Sense of belonging spurs Bresnan
Tim Bresnan spoke to the media on Tuesday - watch his presser on ECBtv
Tim Bresnan has become a sturdy fixture in England’s improving one-day team - and is more confident than ever that he can continue to grow in stature.
The Yorkshire seamer produced some of his most impressive bowling yet at this level in an economical spell - which also included the crucial wicket of AB de Villiers - as England crushed South Africa by seven wickets in Port Elizabeth on Sunday.
It is a far cry from the mauling he and others took from Sri Lanka’s Sanath Jayasuriya and Upul Tharanga when he was first making his way into the England side three years ago.
Bresnan’s development has been rewarded with a central role in an England attack, led by James Anderson, which - apart from a hammering in a 112-defeat at Cape Town last week - has successfully limited a powerful South Africa line-up.
The upshot is an 2-1 lead with one match to play, at Kingsmead on Friday.
It is a situation which naturally delights the 24-year-old, who believes his personal development has been significant since that first taste of international cricket.
“I’ve changed a lot,” he said. “I’m more confident as a cricketer.
“Back then, I was like, ‘Should I be here? Do I deserve to be? Am I good enough?’
“Now I think ‘Yeah, damn right I am. I’ll show you what I’ve got and get you out - rather than just try to keep this on the island’.”
Bresnan, who made his first-class debut aged only 16, concedes it has been an elongated transition for him to feel equally at home as an England bowler as he soon did in county cricket.
“I’m relaxed and enjoying my cricket, and feeling good,” he reported. “That’s pretty much how I operate for Yorkshire. It’s just taken me a while to transfer that into an England shirt.
“There’s a little bit more pressure obviously, and about 20,000 more people (in the crowd) as well.
“But you’ve just got to put all that aside and concentrate on what you’ve got to do.”
One of Bresnan’s most pressing personal tasks now is to ensure he avoids any pigeon-holing as a limited-overs specialist.

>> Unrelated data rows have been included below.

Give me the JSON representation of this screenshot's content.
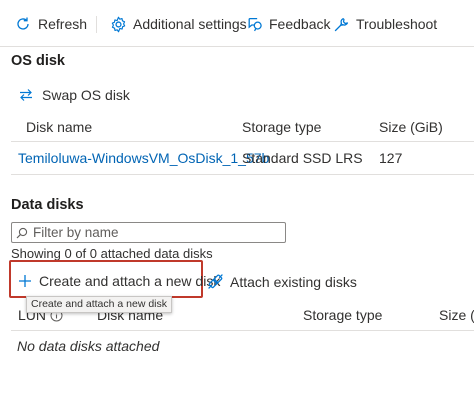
{
  "toolbar": {
    "refresh": "Refresh",
    "additional_settings": "Additional settings",
    "feedback": "Feedback",
    "troubleshoot": "Troubleshoot"
  },
  "os_disk": {
    "heading": "OS disk",
    "swap_label": "Swap OS disk",
    "columns": [
      "Disk name",
      "Storage type",
      "Size (GiB)"
    ],
    "row": {
      "disk_name": "Temiloluwa-WindowsVM_OsDisk_1_57b",
      "storage_type": "Standard SSD LRS",
      "size": "127"
    }
  },
  "data_disks": {
    "heading": "Data disks",
    "filter_placeholder": "Filter by name",
    "count_text": "Showing 0 of 0 attached data disks",
    "create_attach_label": "Create and attach a new disk",
    "attach_existing_label": "Attach existing disks",
    "tooltip": "Create and attach a new disk",
    "columns": [
      "LUN",
      "Disk name",
      "Storage type",
      "Size (G"
    ],
    "empty_text": "No data disks attached"
  },
  "colors": {
    "accent": "#0078d4",
    "link": "#0064b4",
    "highlight_border": "#c0392b"
  }
}
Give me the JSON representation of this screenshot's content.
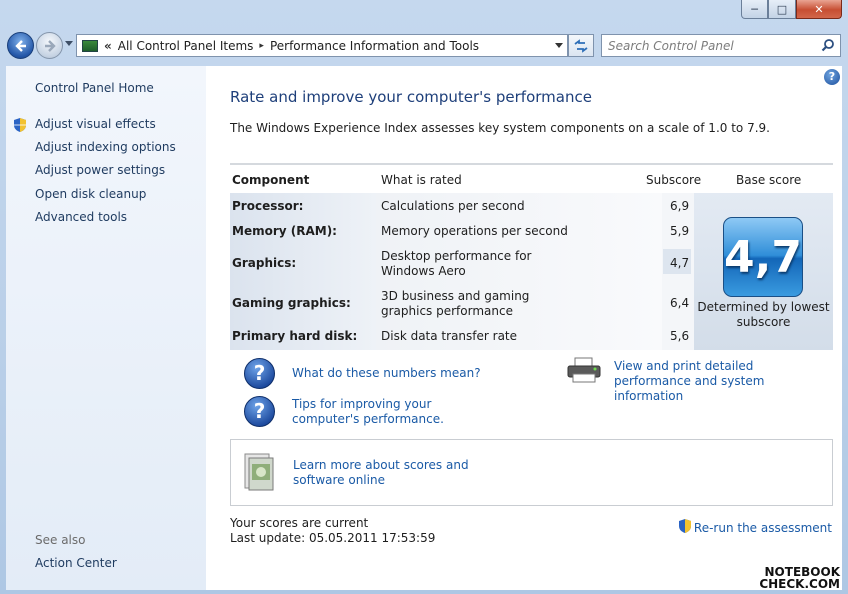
{
  "window": {
    "minimize": "─",
    "maximize": "□",
    "close": "✕"
  },
  "address": {
    "overflow": "«",
    "crumbs": [
      "All Control Panel Items",
      "Performance Information and Tools"
    ],
    "separator": "▸"
  },
  "search": {
    "placeholder": "Search Control Panel"
  },
  "sidebar": {
    "home": "Control Panel Home",
    "items": [
      {
        "label": "Adjust visual effects",
        "icon": "shield-icon"
      },
      {
        "label": "Adjust indexing options"
      },
      {
        "label": "Adjust power settings"
      },
      {
        "label": "Open disk cleanup"
      },
      {
        "label": "Advanced tools"
      }
    ],
    "see_also": "See also",
    "action_center": "Action Center"
  },
  "main": {
    "help": "?",
    "title": "Rate and improve your computer's performance",
    "description": "The Windows Experience Index assesses key system components on a scale of 1.0 to 7.9.",
    "table": {
      "headers": {
        "component": "Component",
        "what": "What is rated",
        "subscore": "Subscore",
        "base": "Base score"
      },
      "rows": [
        {
          "component": "Processor:",
          "what": "Calculations per second",
          "subscore": "6,9"
        },
        {
          "component": "Memory (RAM):",
          "what": "Memory operations per second",
          "subscore": "5,9"
        },
        {
          "component": "Graphics:",
          "what": "Desktop performance for Windows Aero",
          "subscore": "4,7"
        },
        {
          "component": "Gaming graphics:",
          "what": "3D business and gaming graphics performance",
          "subscore": "6,4"
        },
        {
          "component": "Primary hard disk:",
          "what": "Disk data transfer rate",
          "subscore": "5,6"
        }
      ],
      "base_score": "4,7",
      "determined_by": "Determined by lowest subscore"
    },
    "links": {
      "numbers": "What do these numbers mean?",
      "tips": "Tips for improving your computer's performance.",
      "print": "View and print detailed performance and system information",
      "learn": "Learn more about scores and software online"
    },
    "status": {
      "current": "Your scores are current",
      "last_update": "Last update: 05.05.2011 17:53:59"
    },
    "rerun": "Re-run the assessment"
  },
  "watermark": {
    "line1": "NOTEBOOK",
    "line2": "CHECK.COM"
  },
  "colors": {
    "link": "#1a5aa6",
    "title": "#1e3f7a",
    "badge": "#2f8ed8"
  }
}
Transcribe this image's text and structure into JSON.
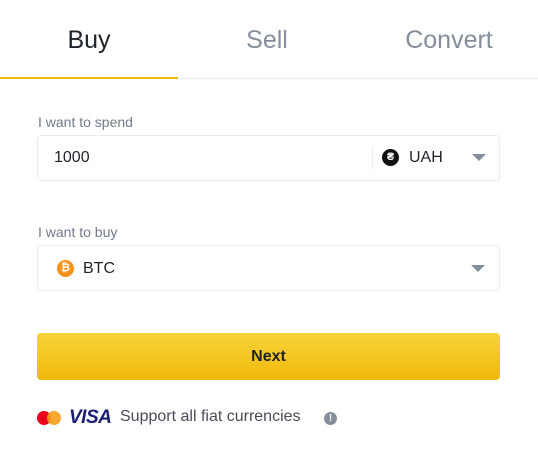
{
  "tabs": [
    {
      "label": "Buy",
      "active": true
    },
    {
      "label": "Sell",
      "active": false
    },
    {
      "label": "Convert",
      "active": false
    }
  ],
  "spend": {
    "label": "I want to spend",
    "amount": "1000",
    "currency": {
      "code": "UAH",
      "icon": "hryvnia-icon",
      "symbol": "₴"
    }
  },
  "buy": {
    "label": "I want to buy",
    "crypto": {
      "code": "BTC",
      "icon": "bitcoin-icon",
      "symbol": "₿"
    }
  },
  "next_button": "Next",
  "footer": {
    "visa": "VISA",
    "support_text": "Support all fiat currencies",
    "info_symbol": "!"
  },
  "colors": {
    "accent": "#f0b90b",
    "bitcoin": "#f7931a",
    "visa_blue": "#1a1f71",
    "mastercard_red": "#eb001b",
    "mastercard_orange": "#f79e1b"
  }
}
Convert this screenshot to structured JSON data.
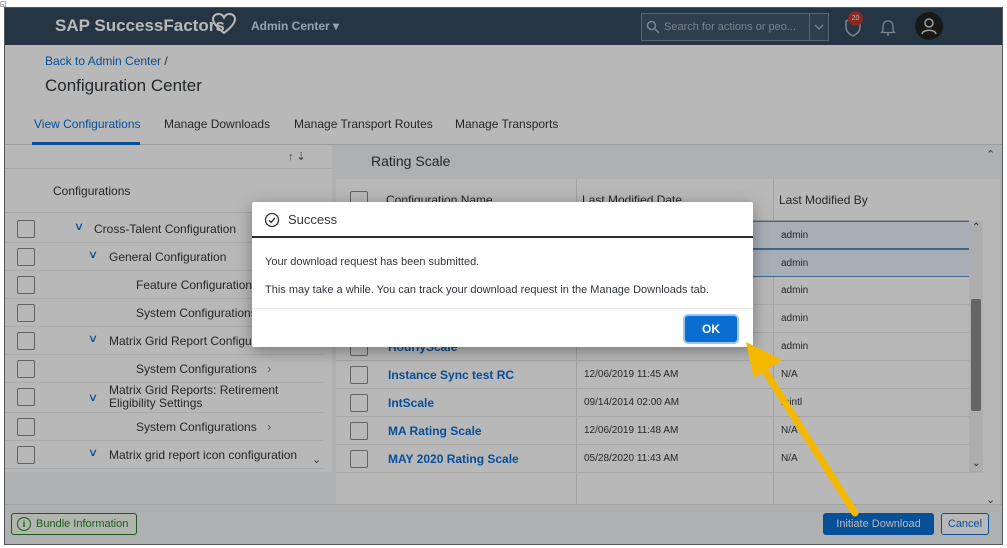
{
  "shell": {
    "brand": "SAP SuccessFactors",
    "menu": "Admin Center",
    "search_placeholder": "Search for actions or peo...",
    "notification_count": "20"
  },
  "header": {
    "breadcrumb": "Back to Admin Center",
    "breadcrumb_sep": "/",
    "title": "Configuration Center"
  },
  "tabs": [
    {
      "label": "View Configurations",
      "active": true
    },
    {
      "label": "Manage Downloads"
    },
    {
      "label": "Manage Transport Routes"
    },
    {
      "label": "Manage Transports"
    }
  ],
  "left_panel": {
    "sort_icons": "↑ ⇣",
    "column_header": "Configurations",
    "tree": [
      {
        "label": "Cross-Talent Configuration",
        "level": 0,
        "expanded": true
      },
      {
        "label": "General Configuration",
        "level": 1,
        "expanded": true
      },
      {
        "label": "Feature Configurations",
        "level": 2
      },
      {
        "label": "System Configurations",
        "level": 2
      },
      {
        "label": "Matrix Grid Report Configur",
        "level": 1,
        "expanded": true
      },
      {
        "label": "System Configurations",
        "level": 2
      },
      {
        "label": "Matrix Grid Reports: Retirement",
        "label2": "Eligibility Settings",
        "level": 1,
        "expanded": true
      },
      {
        "label": "System Configurations",
        "level": 2
      },
      {
        "label": "Matrix grid report icon configuration",
        "level": 1,
        "expanded": true
      }
    ]
  },
  "right_panel": {
    "title": "Rating Scale",
    "columns": [
      "Configuration Name",
      "Last Modified Date",
      "Last Modified By"
    ],
    "rows": [
      {
        "name": "",
        "date": "",
        "by": "admin",
        "selected": true
      },
      {
        "name": "",
        "date": "",
        "by": "admin",
        "selected": true
      },
      {
        "name": "",
        "date": "",
        "by": "admin"
      },
      {
        "name": "",
        "date": "",
        "by": "admin"
      },
      {
        "name": "HourlyScale",
        "date": "",
        "by": "admin"
      },
      {
        "name": "Instance Sync test RC",
        "date": "12/06/2019 11:45 AM",
        "by": "N/A"
      },
      {
        "name": "IntScale",
        "date": "09/14/2014 02:00 AM",
        "by": "mintl"
      },
      {
        "name": "MA Rating Scale",
        "date": "12/06/2019 11:48 AM",
        "by": "N/A"
      },
      {
        "name": "MAY 2020 Rating Scale",
        "date": "05/28/2020 11:43 AM",
        "by": "N/A"
      }
    ]
  },
  "footer": {
    "bundle_label": "Bundle Information",
    "initiate_label": "Initiate Download",
    "cancel_label": "Cancel"
  },
  "dialog": {
    "title": "Success",
    "message1": "Your download request has been submitted.",
    "message2": "This may take a while. You can track your download request in the Manage Downloads tab.",
    "ok_label": "OK"
  },
  "colors": {
    "shell": "#354a5f",
    "accent": "#0a6ed1",
    "arrow": "#f5b800",
    "bundle_green": "#2b7d2b"
  }
}
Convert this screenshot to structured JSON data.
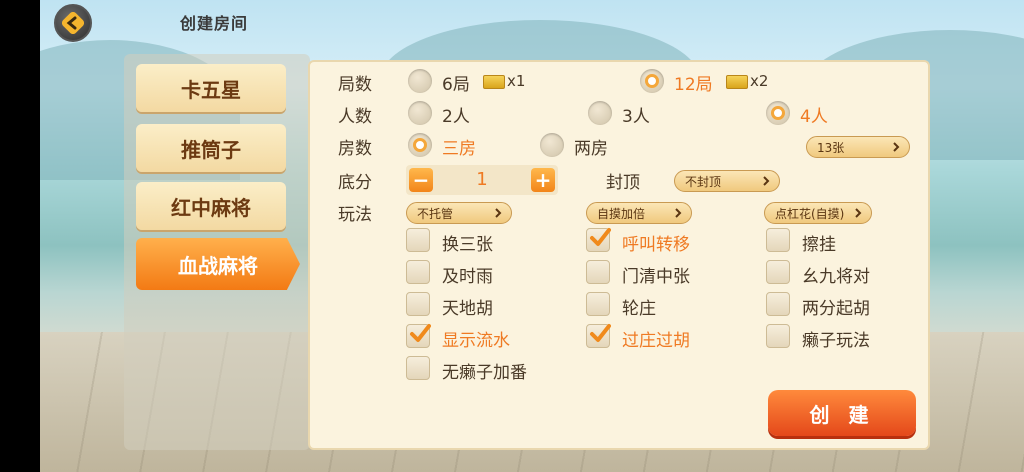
{
  "header": {
    "title": "创建房间"
  },
  "nav": [
    {
      "label": "卡五星",
      "active": false
    },
    {
      "label": "推筒子",
      "active": false
    },
    {
      "label": "红中麻将",
      "active": false
    },
    {
      "label": "血战麻将",
      "active": true
    }
  ],
  "rows": {
    "rounds": {
      "label": "局数",
      "options": [
        {
          "label": "6局",
          "mult": "x1",
          "selected": false
        },
        {
          "label": "12局",
          "mult": "x2",
          "selected": true
        }
      ]
    },
    "players": {
      "label": "人数",
      "options": [
        {
          "label": "2人",
          "selected": false
        },
        {
          "label": "3人",
          "selected": false
        },
        {
          "label": "4人",
          "selected": true
        }
      ]
    },
    "rooms": {
      "label": "房数",
      "options": [
        {
          "label": "三房",
          "selected": true
        },
        {
          "label": "两房",
          "selected": false
        }
      ],
      "tiles_dropdown": "13张"
    },
    "base": {
      "label": "底分",
      "value": "1",
      "cap_label": "封顶",
      "cap_dropdown": "不封顶"
    },
    "rules": {
      "label": "玩法",
      "dropdowns": [
        "不托管",
        "自摸加倍",
        "点杠花(自摸)"
      ]
    }
  },
  "options": [
    {
      "label": "换三张",
      "checked": false
    },
    {
      "label": "呼叫转移",
      "checked": true
    },
    {
      "label": "擦挂",
      "checked": false
    },
    {
      "label": "及时雨",
      "checked": false
    },
    {
      "label": "门清中张",
      "checked": false
    },
    {
      "label": "幺九将对",
      "checked": false
    },
    {
      "label": "天地胡",
      "checked": false
    },
    {
      "label": "轮庄",
      "checked": false
    },
    {
      "label": "两分起胡",
      "checked": false
    },
    {
      "label": "显示流水",
      "checked": true
    },
    {
      "label": "过庄过胡",
      "checked": true
    },
    {
      "label": "癞子玩法",
      "checked": false
    },
    {
      "label": "无癞子加番",
      "checked": false
    }
  ],
  "create_button": "创 建",
  "colors": {
    "accent": "#ef7a23",
    "text": "#4a3a28",
    "panel": "#fbf3de"
  }
}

He currently has just two Test caps to 21 in the limited-overs and Twenty20 formats, and is not in the squad for the four-match series against South Africa starting later this month.
“I’m a little bit disappointed,” Bresnan admits, having not played a Test since England beat West Indies at the Riverside in May. “I don’t label myself as just a one-day cricketer.
“I want to be in the Test team - it’s the height of cricket, as far up as you can go. But I’ve just got to work my way into that.”
Discussion of Bresnan's all-round role inevitably invites comparisons with Andrew Flintoff, who retired from Test cricket this summer but remains keen to play one-day and Twenty20 internationals.
While Bresnan admits he would relish the opportunity to bat higher up the order, he is content for the moment to serve his apprenticeship in the lower middle order.
"I'm happy where I am at the moment - bowling like I am and batting at eight," he said.
"If they want to shove me higher up in the order, I wouldn't disagree with that. I'd love to get a few more overs with the bat in my hand.
"I'd like a crack at it. I'm looking forward to getting that chance - and when I do I hope I don't let myself down, and I show what I can do."